Putting a price on carbon pollution is seen as one of the most powerful and efficient strategies governments and businesses are using to respond to climate change. That’s the key message in a new Executive Briefing paper, issued today by the carbon Pricing Leadership Coalition, which includes governments, businesses and civil society groups all working together to advance carbon pricing.
The paper explores the impact of carbon pricing on competitiveness. And it says early evidence from advanced economies shows that putting a price on carbon pollution neither curtails industrial growth, nor prompts polluters to move to countries that don’t charge such a price.
When stacked up against a host of factors influencing business production and investment decisions, (such as transportation costs, and quality and cost of labor), a price on carbon emissions doesn’t itself spell business success or failure, according to the paper.
“After all,” said John Roome, Senior Director for Climate Change Group speaking at the Business and Climate Summit, “competitive success is more about productivity and creativity than the costs of setting up and running a business.”
The briefing finds that while Norway, Sweden, Switzerland, France, Canada’s British Columbia and California have instituted carbon prices, none have experienced adverse effects in industrial production or economic growth. On the contrary, when British Columbia introduced a carbon tax, an entirely new clean technology sector of over 200 companies sprouted up, collectively generating $1.7b annually.
“Carbon pricing gives much-needed stimulus for diversification, innovation and investment,” said Roome. “The benefits can spread across an economy, and even help it become more resilient to external shocks.”
Sweden, which at EUR 137 per ton of CO2e, has the highest carbon price in the world, has seen growth increase dramatically with reduced greenhouse gas emissions in absolute terms.
Not to suggest, though, that putting a price on carbon pollution is always smooth sailing.
Economies that are dependent on heavy, polluting industries need to be particularly careful. Cement manufacturers, for example, account for five percent of global CO2 emissions, but have a difficult time squeezing emissions out from their operations.
Countries confronting such challenges need to be careful to bring in a price gradually, and in a way that doesn’t discriminate against specific industries or firms.
“In such situations,” Roome added, “countries will need to control the speed with which they introduce a price to ensure a smooth transition toward efficient and clean technologies.”
The briefing finds that in trying to stay competitive while introducing a price on carbon, economies need to take domestic concerns head-on, and also link their carbon markets with other economies. This approach is explained in detail in the World Bank Group’s ‘FASTER Principles for Successful Carbon Pricing.’

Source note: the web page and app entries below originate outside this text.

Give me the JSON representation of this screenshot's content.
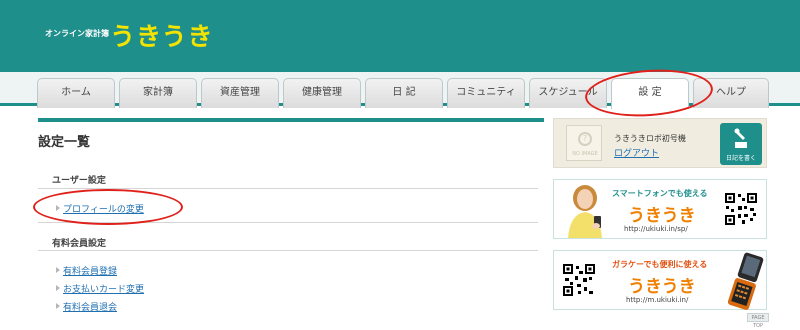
{
  "header": {
    "logo_sub": "オンライン家計簿",
    "logo_main": "うきうき"
  },
  "tabs": [
    {
      "label": "ホーム"
    },
    {
      "label": "家計簿"
    },
    {
      "label": "資産管理"
    },
    {
      "label": "健康管理"
    },
    {
      "label": "日 記"
    },
    {
      "label": "コミュニティ"
    },
    {
      "label": "スケジュール"
    },
    {
      "label": "設 定"
    },
    {
      "label": "ヘルプ"
    }
  ],
  "main": {
    "title": "設定一覧",
    "user_section": {
      "label": "ユーザー設定",
      "links": [
        "プロフィールの変更"
      ]
    },
    "paid_section": {
      "label": "有料会員設定",
      "links": [
        "有料会員登録",
        "お支払いカード変更",
        "有料会員退会"
      ]
    }
  },
  "sidebar": {
    "profile": {
      "noimage": "NO IMAGE",
      "username": "うきうきロボ初号機",
      "logout": "ログアウト",
      "diary_button": "日記を書く"
    },
    "sp_banner": {
      "headline": "スマートフォンでも使える",
      "logo": "うきうき",
      "url": "http://ukiuki.in/sp/"
    },
    "mobile_banner": {
      "headline": "ガラケーでも便利に使える",
      "logo": "うきうき",
      "url": "http://m.ukiuki.in/"
    }
  },
  "pagetop": "PAGE TOP",
  "colors": {
    "brand_teal": "#1f8f8c",
    "logo_yellow": "#f2e300",
    "link_blue": "#1f6fb1",
    "annotation_red": "#e0201a",
    "orange": "#f08000"
  }
}
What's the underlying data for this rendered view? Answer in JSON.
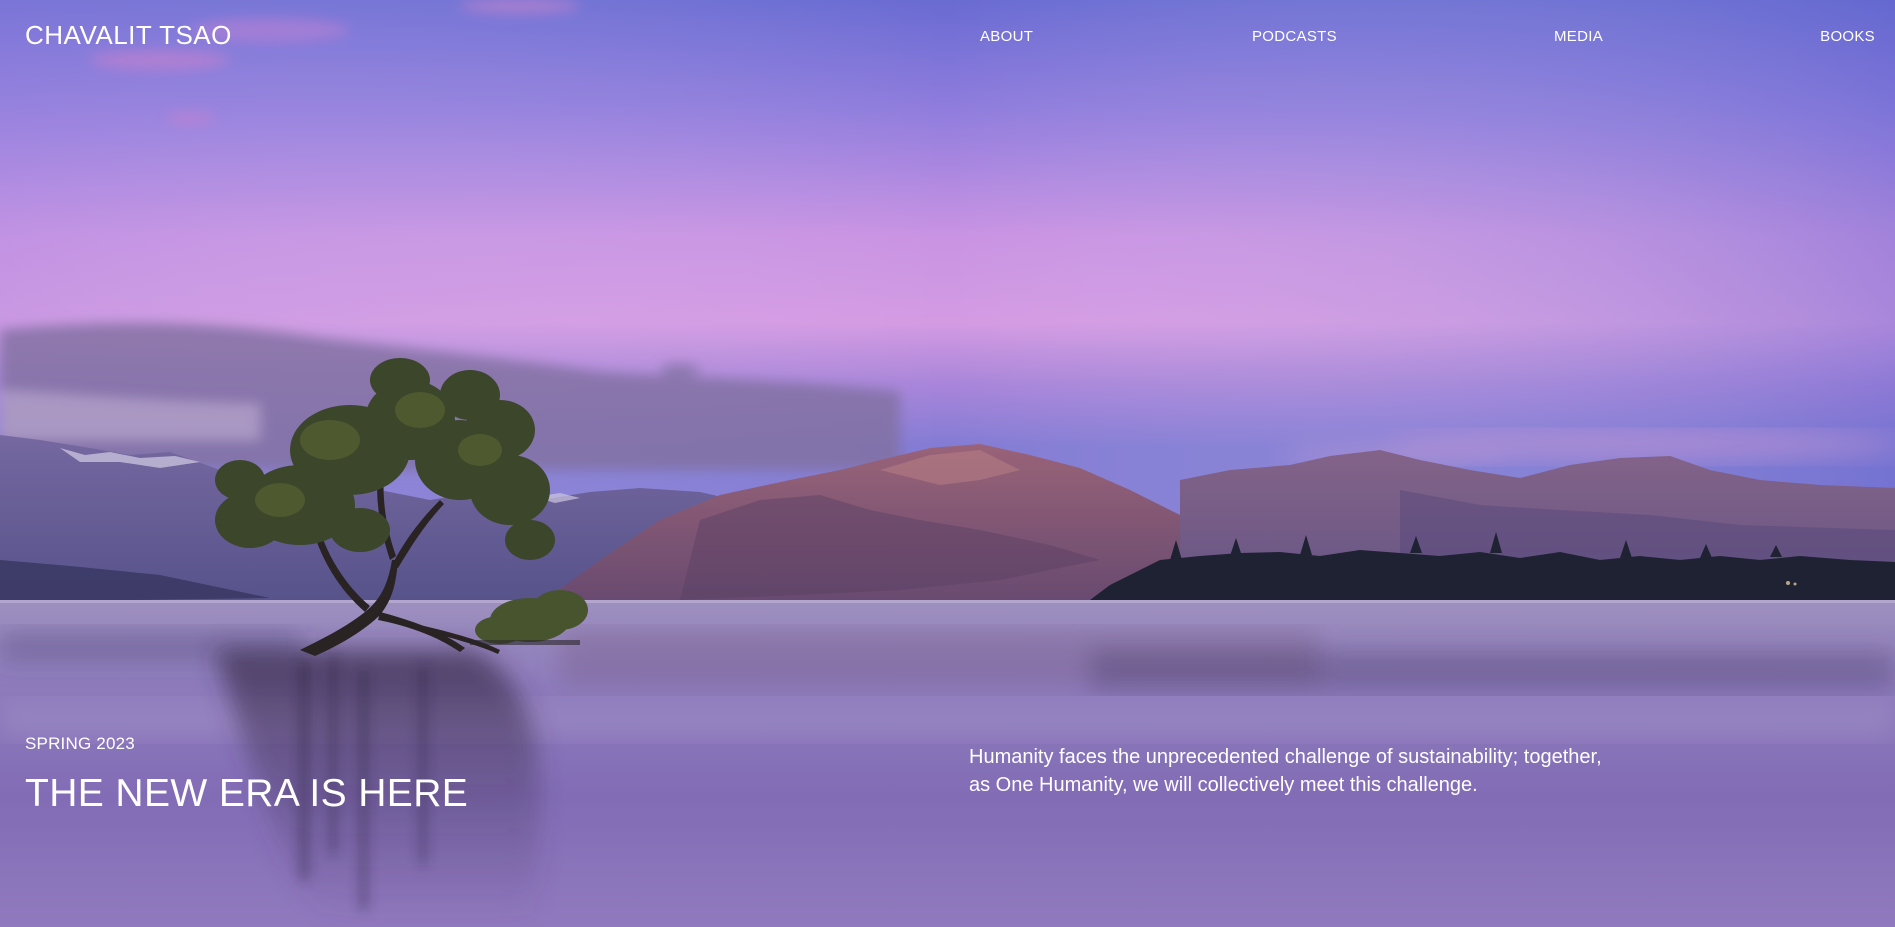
{
  "header": {
    "site_title": "CHAVALIT TSAO"
  },
  "nav": {
    "items": [
      {
        "label": "ABOUT"
      },
      {
        "label": "PODCASTS"
      },
      {
        "label": "MEDIA"
      },
      {
        "label": "BOOKS"
      }
    ]
  },
  "hero": {
    "season": "SPRING 2023",
    "headline": "THE NEW ERA IS HERE",
    "intro": "Humanity faces the unprecedented challenge of sustainability; together, as One Humanity, we will collectively meet this challenge."
  },
  "colors": {
    "sky_top": "#6f72de",
    "sky_mid": "#e0a0f0",
    "lake": "#8e79c2",
    "text": "#ffffff"
  }
}
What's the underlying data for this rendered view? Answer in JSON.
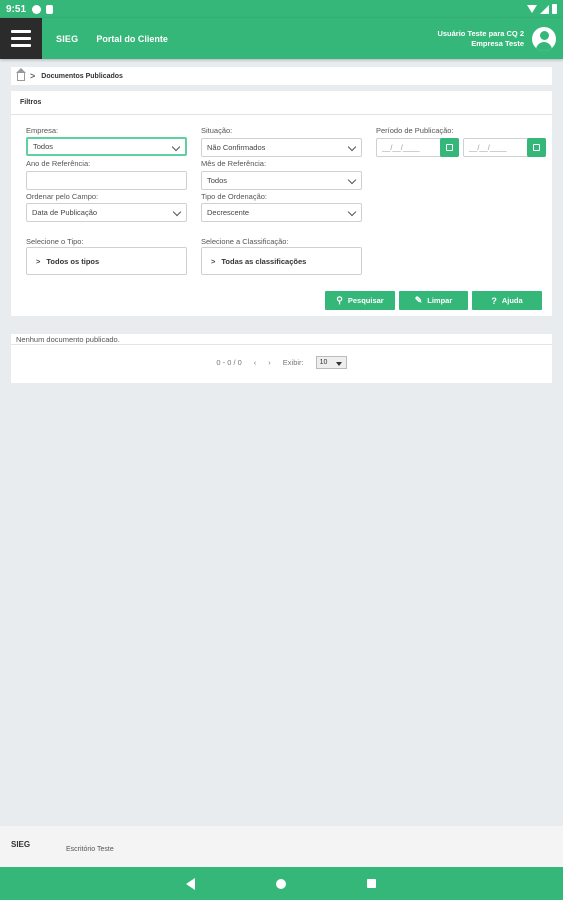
{
  "statusbar": {
    "time": "9:51"
  },
  "appbar": {
    "logo": "SIEG",
    "title": "Portal do Cliente",
    "user_name": "Usuário Teste para CQ 2",
    "company": "Empresa Teste"
  },
  "breadcrumb": {
    "current": "Documentos Publicados"
  },
  "filters": {
    "title": "Filtros",
    "empresa": {
      "label": "Empresa:",
      "value": "Todos"
    },
    "situacao": {
      "label": "Situação:",
      "value": "Não Confirmados"
    },
    "periodo": {
      "label": "Período de Publicação:",
      "start_placeholder": "__/__/____",
      "end_placeholder": "__/__/____"
    },
    "ano": {
      "label": "Ano de Referência:",
      "value": ""
    },
    "mes": {
      "label": "Mês de Referência:",
      "value": "Todos"
    },
    "ordenar": {
      "label": "Ordenar pelo Campo:",
      "value": "Data de Publicação"
    },
    "tipo_ordenacao": {
      "label": "Tipo de Ordenação:",
      "value": "Decrescente"
    },
    "tipo": {
      "label": "Selecione o Tipo:",
      "value": "Todos os tipos"
    },
    "classificacao": {
      "label": "Selecione a Classificação:",
      "value": "Todas as classificações"
    },
    "buttons": {
      "search": "Pesquisar",
      "clear": "Limpar",
      "help": "Ajuda"
    }
  },
  "results": {
    "empty_message": "Nenhum documento publicado.",
    "range": "0 - 0 / 0",
    "show_label": "Exibir:",
    "page_size": "10"
  },
  "footer": {
    "logo": "SIEG",
    "office": "Escritório Teste"
  },
  "colors": {
    "primary": "#36b77a",
    "menu": "#2b2b2b",
    "background": "#e9ecef"
  }
}
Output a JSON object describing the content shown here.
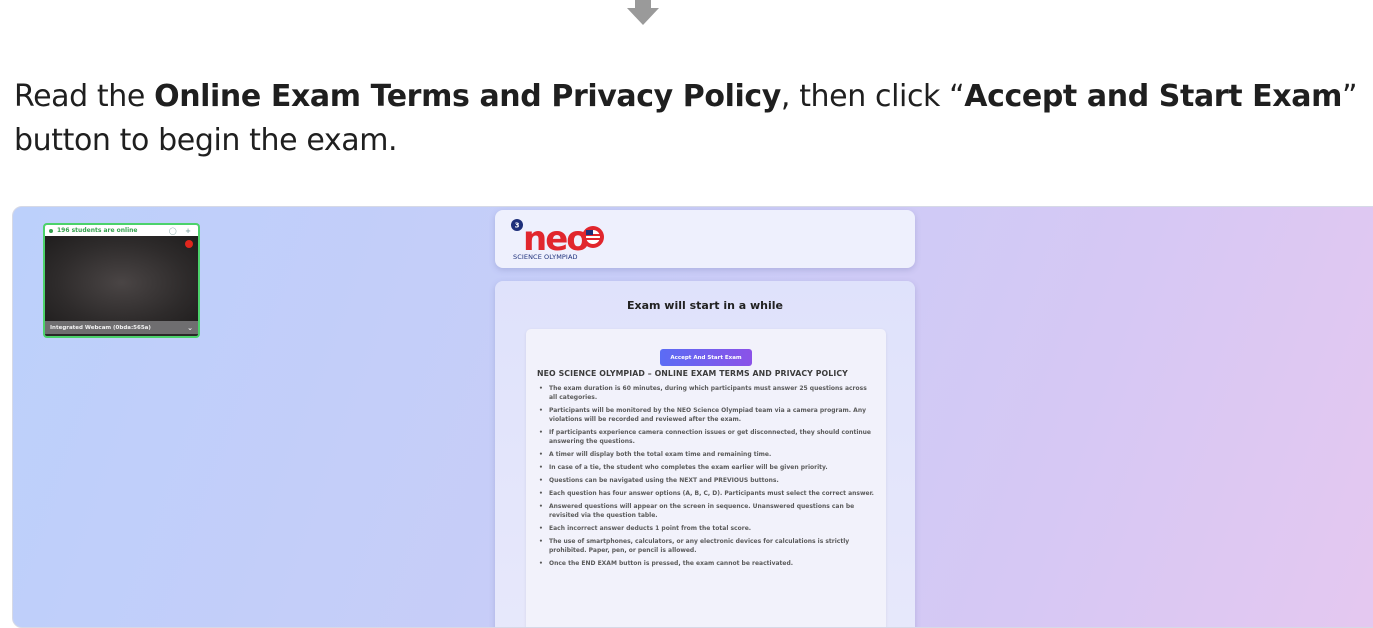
{
  "instruction": {
    "part1": "Read the ",
    "bold1": "Online Exam Terms and Privacy Policy",
    "part2": ", then click “",
    "bold2": "Accept and Start Exam",
    "part3": "” button to begin the exam."
  },
  "webcam": {
    "status": "196 students are online",
    "controls": "◯ +",
    "device": "Integrated Webcam (0bda:565a)"
  },
  "logo": {
    "badge": "3",
    "wordmark": "neo",
    "subtitle": "SCIENCE OLYMPIAD"
  },
  "exam": {
    "heading": "Exam will start in a while",
    "accept_button": "Accept And Start Exam",
    "policy_title": "NEO SCIENCE OLYMPIAD – ONLINE EXAM TERMS AND PRIVACY POLICY",
    "rules": [
      "The exam duration is 60 minutes, during which participants must answer 25 questions across all categories.",
      "Participants will be monitored by the NEO Science Olympiad team via a camera program. Any violations will be recorded and reviewed after the exam.",
      "If participants experience camera connection issues or get disconnected, they should continue answering the questions.",
      "A timer will display both the total exam time and remaining time.",
      "In case of a tie, the student who completes the exam earlier will be given priority.",
      "Questions can be navigated using the NEXT and PREVIOUS buttons.",
      "Each question has four answer options (A, B, C, D). Participants must select the correct answer.",
      "Answered questions will appear on the screen in sequence. Unanswered questions can be revisited via the question table.",
      "Each incorrect answer deducts 1 point from the total score.",
      "The use of smartphones, calculators, or any electronic devices for calculations is strictly prohibited. Paper, pen, or pencil is allowed.",
      "Once the END EXAM button is pressed, the exam cannot be reactivated."
    ]
  },
  "colors": {
    "accent_start": "#5b6cf4",
    "accent_end": "#8b52e8",
    "webcam_border": "#4cd26b",
    "recording": "#e0261d",
    "logo_red": "#e1262d",
    "logo_navy": "#1d2f7a"
  }
}
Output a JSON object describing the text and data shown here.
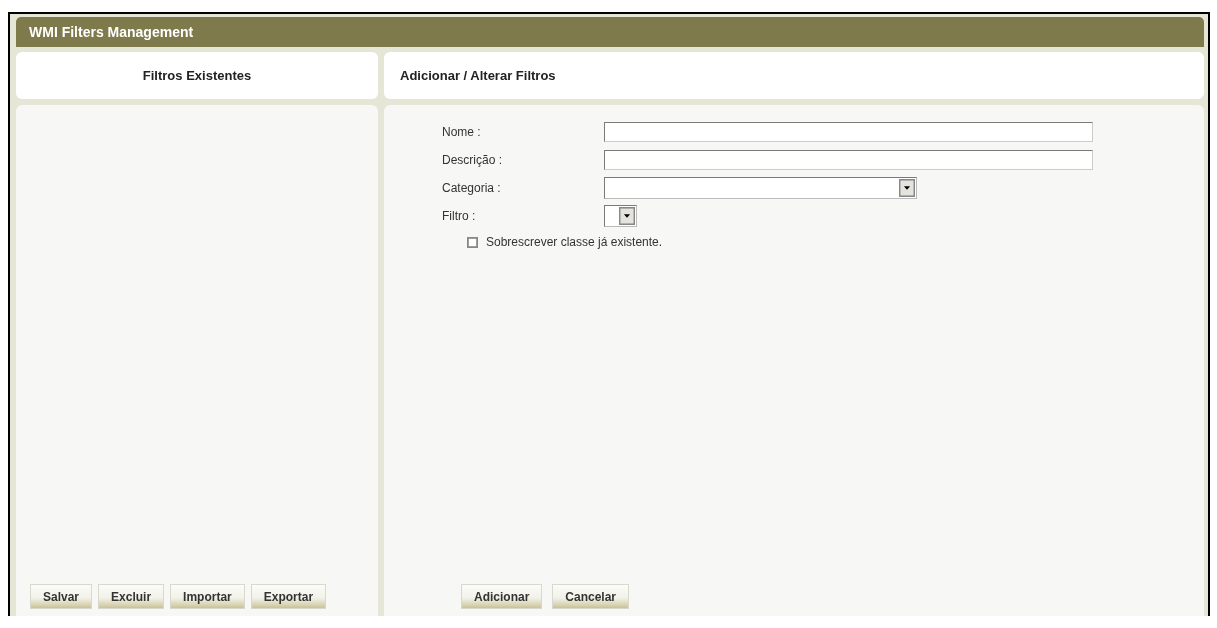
{
  "window": {
    "title": "WMI Filters Management"
  },
  "left_panel": {
    "heading": "Filtros Existentes",
    "buttons": [
      "Salvar",
      "Excluir",
      "Importar",
      "Exportar"
    ]
  },
  "right_panel": {
    "heading": "Adicionar / Alterar Filtros",
    "fields": [
      {
        "label": "Nome :",
        "kind": "text"
      },
      {
        "label": "Descrição :",
        "kind": "text"
      },
      {
        "label": "Categoria :",
        "kind": "select"
      },
      {
        "label": "Filtro :",
        "kind": "select-small"
      }
    ],
    "overwrite": {
      "label": "Sobrescrever classe já existente.",
      "checked": false
    },
    "buttons": [
      "Adicionar",
      "Cancelar"
    ]
  }
}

One frequently voiced concern is ‘carbon leakage,’ where carbon-intensive industries – and their emissions – move to less stringent countries. However, argues the briefing, there hasn’t been much evidence of leakage so far – perhaps because this hasn’t to date been a very important factor, or carbon prices across the world have generally been quite low.
“The early evidence tells us that many of the fears policymakers and business leaders have had about a negative impact of carbon pricing on competitiveness is likely misplaced. And where there is cause for concern, we know the kinds of steps that must be taken,” said John Roome. “All we have to do now is roll up our sleeves, and get to work.”